Cigarette smoking and esophageal cancer risk: an evaluation based on a systematic review of epidemiologic evidence among the Japanese population

Jpn J Clin Oncol. 2012 Jan;42(1):63-73. doi: 10.1093/jjco/hyr170. Epub 2011 Nov 29.


Objective: Although cigarette smoking is considered as an important risk factor for esophageal cancer, the magnitude of the association might be varied among geographic areas. Therefore, we reviewed epidemiologic studies on the association between cigarette smoking and esophageal cancer among the Japanese population.

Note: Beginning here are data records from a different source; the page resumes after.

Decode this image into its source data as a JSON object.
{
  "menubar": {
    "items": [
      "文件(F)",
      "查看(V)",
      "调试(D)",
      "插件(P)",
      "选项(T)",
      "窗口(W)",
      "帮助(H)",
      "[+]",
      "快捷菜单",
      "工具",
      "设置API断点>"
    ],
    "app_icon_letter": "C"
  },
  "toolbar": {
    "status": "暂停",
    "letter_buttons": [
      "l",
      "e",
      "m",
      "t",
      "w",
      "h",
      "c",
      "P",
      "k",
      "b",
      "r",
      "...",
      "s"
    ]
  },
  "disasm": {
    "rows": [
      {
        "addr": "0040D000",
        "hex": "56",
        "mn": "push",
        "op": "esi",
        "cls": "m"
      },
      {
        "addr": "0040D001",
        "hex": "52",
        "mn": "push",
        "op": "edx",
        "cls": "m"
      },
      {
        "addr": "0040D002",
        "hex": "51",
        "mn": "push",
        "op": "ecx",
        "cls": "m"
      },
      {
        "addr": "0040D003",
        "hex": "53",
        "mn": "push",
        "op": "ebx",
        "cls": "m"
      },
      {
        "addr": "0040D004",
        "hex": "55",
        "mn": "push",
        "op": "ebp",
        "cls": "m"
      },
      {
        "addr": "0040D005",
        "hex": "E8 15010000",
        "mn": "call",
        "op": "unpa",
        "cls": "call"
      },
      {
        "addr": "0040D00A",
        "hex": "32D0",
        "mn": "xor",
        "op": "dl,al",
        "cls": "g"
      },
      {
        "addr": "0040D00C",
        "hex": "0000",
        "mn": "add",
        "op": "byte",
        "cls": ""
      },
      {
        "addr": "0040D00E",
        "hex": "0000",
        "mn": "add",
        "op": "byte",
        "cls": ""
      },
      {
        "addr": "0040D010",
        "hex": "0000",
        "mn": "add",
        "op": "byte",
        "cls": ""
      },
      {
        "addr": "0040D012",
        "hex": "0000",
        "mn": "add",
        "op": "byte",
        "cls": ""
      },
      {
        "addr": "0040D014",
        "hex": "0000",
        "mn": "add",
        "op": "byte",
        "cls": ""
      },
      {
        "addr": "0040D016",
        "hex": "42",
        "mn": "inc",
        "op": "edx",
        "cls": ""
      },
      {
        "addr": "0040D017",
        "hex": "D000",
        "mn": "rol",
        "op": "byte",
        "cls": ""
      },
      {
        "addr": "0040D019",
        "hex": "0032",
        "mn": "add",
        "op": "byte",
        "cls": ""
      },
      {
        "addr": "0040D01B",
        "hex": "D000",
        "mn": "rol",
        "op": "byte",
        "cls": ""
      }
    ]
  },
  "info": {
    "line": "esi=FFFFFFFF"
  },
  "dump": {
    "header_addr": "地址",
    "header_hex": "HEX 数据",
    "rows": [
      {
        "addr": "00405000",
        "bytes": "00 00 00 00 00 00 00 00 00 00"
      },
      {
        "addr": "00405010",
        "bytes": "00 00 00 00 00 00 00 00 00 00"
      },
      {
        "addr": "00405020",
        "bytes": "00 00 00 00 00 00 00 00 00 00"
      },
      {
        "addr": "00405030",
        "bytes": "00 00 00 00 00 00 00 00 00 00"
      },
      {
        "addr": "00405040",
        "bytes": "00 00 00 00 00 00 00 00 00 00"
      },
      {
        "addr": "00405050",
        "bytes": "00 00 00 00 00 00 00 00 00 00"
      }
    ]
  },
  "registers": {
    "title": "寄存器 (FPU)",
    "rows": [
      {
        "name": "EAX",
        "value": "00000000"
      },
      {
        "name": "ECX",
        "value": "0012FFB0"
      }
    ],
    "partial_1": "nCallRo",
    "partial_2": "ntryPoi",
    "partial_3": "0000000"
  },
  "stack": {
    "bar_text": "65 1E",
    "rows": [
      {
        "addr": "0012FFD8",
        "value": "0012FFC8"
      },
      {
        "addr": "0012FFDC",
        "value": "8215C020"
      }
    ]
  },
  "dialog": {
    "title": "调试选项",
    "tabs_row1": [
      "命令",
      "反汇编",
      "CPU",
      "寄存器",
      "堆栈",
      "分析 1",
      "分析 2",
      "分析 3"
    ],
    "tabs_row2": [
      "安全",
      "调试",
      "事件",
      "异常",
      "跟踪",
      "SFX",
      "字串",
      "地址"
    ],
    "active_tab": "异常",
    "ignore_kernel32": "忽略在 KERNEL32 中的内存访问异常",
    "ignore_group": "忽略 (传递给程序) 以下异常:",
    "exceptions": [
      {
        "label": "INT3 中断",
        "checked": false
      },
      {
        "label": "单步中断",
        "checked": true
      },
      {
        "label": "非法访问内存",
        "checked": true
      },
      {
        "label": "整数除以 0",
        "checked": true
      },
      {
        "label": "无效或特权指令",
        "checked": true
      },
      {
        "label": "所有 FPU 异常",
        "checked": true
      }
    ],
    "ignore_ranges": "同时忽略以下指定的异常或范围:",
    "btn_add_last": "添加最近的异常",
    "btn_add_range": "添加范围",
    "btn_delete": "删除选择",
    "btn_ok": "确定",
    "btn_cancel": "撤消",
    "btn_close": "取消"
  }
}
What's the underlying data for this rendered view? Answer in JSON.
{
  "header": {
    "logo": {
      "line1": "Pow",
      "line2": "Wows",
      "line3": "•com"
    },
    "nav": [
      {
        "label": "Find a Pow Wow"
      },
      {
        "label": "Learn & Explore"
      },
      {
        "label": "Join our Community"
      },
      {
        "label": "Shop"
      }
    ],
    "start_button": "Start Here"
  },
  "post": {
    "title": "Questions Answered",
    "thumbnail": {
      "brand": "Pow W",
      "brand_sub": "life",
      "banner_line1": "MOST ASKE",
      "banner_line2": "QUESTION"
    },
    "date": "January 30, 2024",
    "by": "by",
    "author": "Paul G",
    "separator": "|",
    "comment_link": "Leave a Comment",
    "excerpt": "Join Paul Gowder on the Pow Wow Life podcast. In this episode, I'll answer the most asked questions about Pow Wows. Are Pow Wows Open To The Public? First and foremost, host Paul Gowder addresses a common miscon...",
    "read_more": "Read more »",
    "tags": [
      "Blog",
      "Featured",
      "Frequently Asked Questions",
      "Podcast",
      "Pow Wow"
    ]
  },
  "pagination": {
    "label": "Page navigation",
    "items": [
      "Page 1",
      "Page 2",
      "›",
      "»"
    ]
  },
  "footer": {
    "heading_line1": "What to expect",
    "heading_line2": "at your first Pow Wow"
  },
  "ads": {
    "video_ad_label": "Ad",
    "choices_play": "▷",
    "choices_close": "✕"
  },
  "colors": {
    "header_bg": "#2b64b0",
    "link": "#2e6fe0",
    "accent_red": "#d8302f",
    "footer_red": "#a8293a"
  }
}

Methods: Original articles were obtained from MEDLINE searched using PubMed or from searches of the Ichushi database, complemented by manual searches. Evaluation of associations was based on the strength of evidence ('convincing', 'probable', 'possible' or 'insufficient') and the magnitude of association ('strong', 'moderate', 'weak' or 'no association'), together with biological plausibility as previously evaluated by the International Agency for Research on Cancer.

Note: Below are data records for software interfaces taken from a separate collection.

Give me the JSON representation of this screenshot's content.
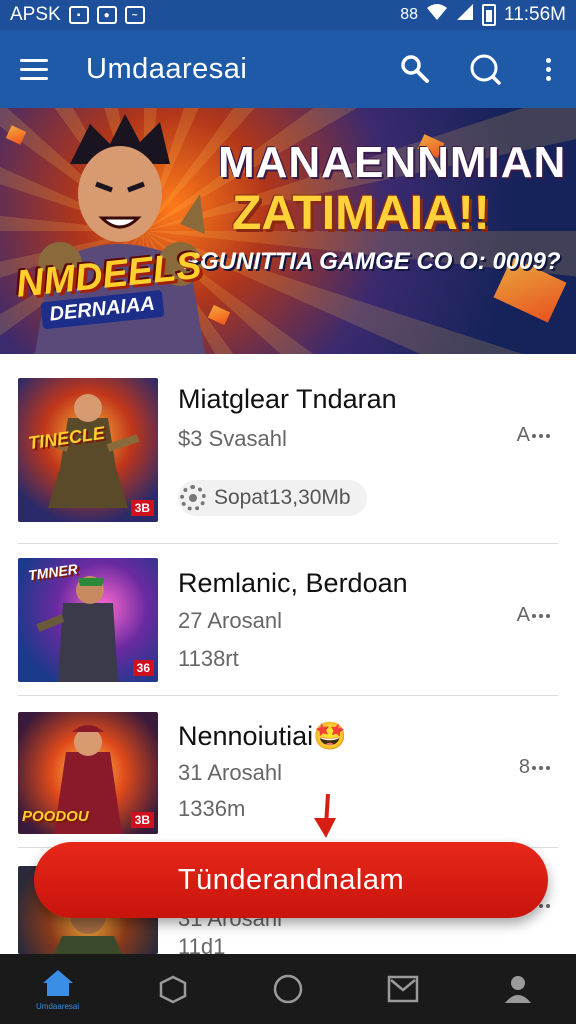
{
  "status_bar": {
    "carrier": "APSK",
    "time": "11:56M"
  },
  "app_bar": {
    "title": "Umdaaresai"
  },
  "banner": {
    "headline_line1": "MANAENNMIAN",
    "headline_line2": "ZATIMAIA!!",
    "subtitle": "PGUNITTIA GAMGE CO O: 0009?",
    "logo_line1": "NMDEELS",
    "logo_line2": "DERNAIAA"
  },
  "list": {
    "items": [
      {
        "title": "Miatglear Tndaran",
        "line2": "$3 Svasahl",
        "line3": "",
        "chip": "Sopat13,30Mb",
        "right": "A",
        "thumb_text": "TINECLE",
        "thumb_tag": "3B"
      },
      {
        "title": "Remlanic, Berdoan",
        "line2": "27 Arosanl",
        "line3": "1138rt",
        "right": "A",
        "thumb_text": "TMNER",
        "thumb_tag": "36"
      },
      {
        "title": "Nennoiutiai",
        "title_emoji": "🤩",
        "line2": "31 Arosahl",
        "line3": "1336m",
        "right": "8",
        "thumb_text": "POODOU",
        "thumb_tag": "3B"
      },
      {
        "title": "",
        "line2": "31 Arosahl",
        "line3": "11d1",
        "right": "",
        "thumb_text": "",
        "thumb_tag": ""
      }
    ]
  },
  "cta": {
    "label": "Tünderandnalam"
  },
  "bottom_nav": {
    "items": [
      {
        "icon": "home-icon",
        "label": "Umdaaresai",
        "active": true
      },
      {
        "icon": "cube-icon",
        "label": "",
        "active": false
      },
      {
        "icon": "circle-icon",
        "label": "",
        "active": false
      },
      {
        "icon": "mail-icon",
        "label": "",
        "active": false
      },
      {
        "icon": "person-icon",
        "label": "",
        "active": false
      }
    ]
  },
  "colors": {
    "primary": "#1e5aa8",
    "status_bar": "#1d4f9a",
    "cta": "#d81e14",
    "nav_background": "#1a1a1a",
    "nav_active": "#3a8ee6"
  }
}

Results: We identified four cohort studies and 11 case-control studies. All cohort studies and eight case-control studies showed strong positive associations between esophageal cancer and cigarette smoking. All cohort studies and five case-control studies showed that cigarette smoking had dose-response relationships with esophageal cancer. Meta-analysis of 12 studies indicated that the summary estimate for ever smokers relative to never smokers was 3.01 (95% confidence interval: 2.30-3.94). Summary relative risk for current and former smokers relative to never smokers was 3.73 (2.16-6.43) and 2.21 (1.60-3.06), respectively.

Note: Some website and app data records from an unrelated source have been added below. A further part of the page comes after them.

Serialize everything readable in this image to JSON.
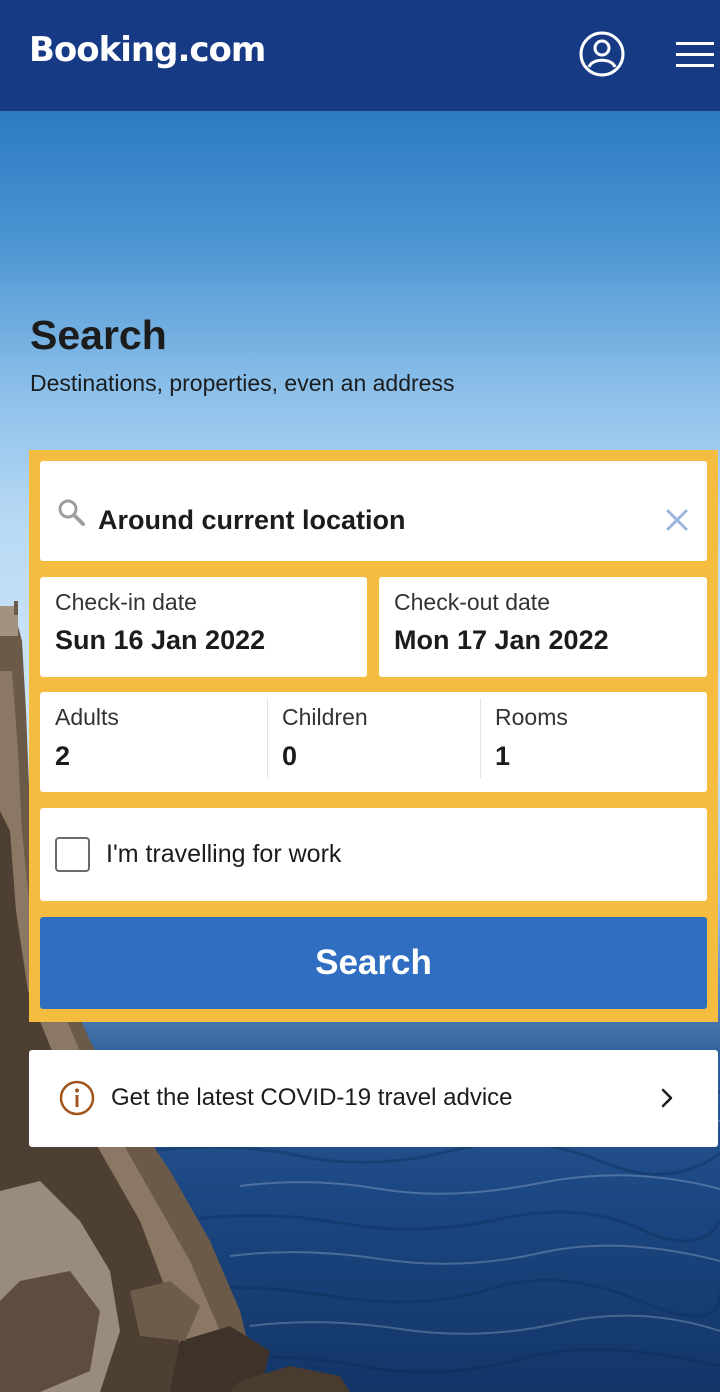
{
  "header": {
    "logo": "Booking.com",
    "background_color": "#163a84",
    "icons": {
      "account": "account-circle-icon",
      "menu": "hamburger-menu-icon"
    }
  },
  "search": {
    "title": "Search",
    "subtitle": "Destinations, properties, even an address",
    "destination": {
      "value": "Around current location",
      "icon": "search-icon",
      "clear_icon": "close-icon"
    },
    "check_in": {
      "label": "Check-in date",
      "value": "Sun 16 Jan 2022"
    },
    "check_out": {
      "label": "Check-out date",
      "value": "Mon 17 Jan 2022"
    },
    "guests": {
      "adults": {
        "label": "Adults",
        "value": "2"
      },
      "children": {
        "label": "Children",
        "value": "0"
      },
      "rooms": {
        "label": "Rooms",
        "value": "1"
      }
    },
    "work_travel": {
      "label": "I'm travelling for work",
      "checked": false
    },
    "button_label": "Search",
    "box_color": "#f5bd40",
    "button_color": "#2f6ec0"
  },
  "covid_banner": {
    "text": "Get the latest COVID-19 travel advice",
    "icon": "info-icon",
    "chevron": "chevron-right-icon",
    "icon_color": "#a0561c"
  }
}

Conclusions: We conclude that there is convincing evidence that cigarette smoking strongly increases the risk of esophageal cancer in the Japanese population.

Publication types

  • Research Support, Non-U.S. Gov't
  • Review
  • Systematic Review

MeSH terms

  • Esophageal Neoplasms / epidemiology
  • Esophageal Neoplasms / etiology*
  • Humans
  • Japan / epidemiology
  • Risk Factors
  • Smoking / adverse effects*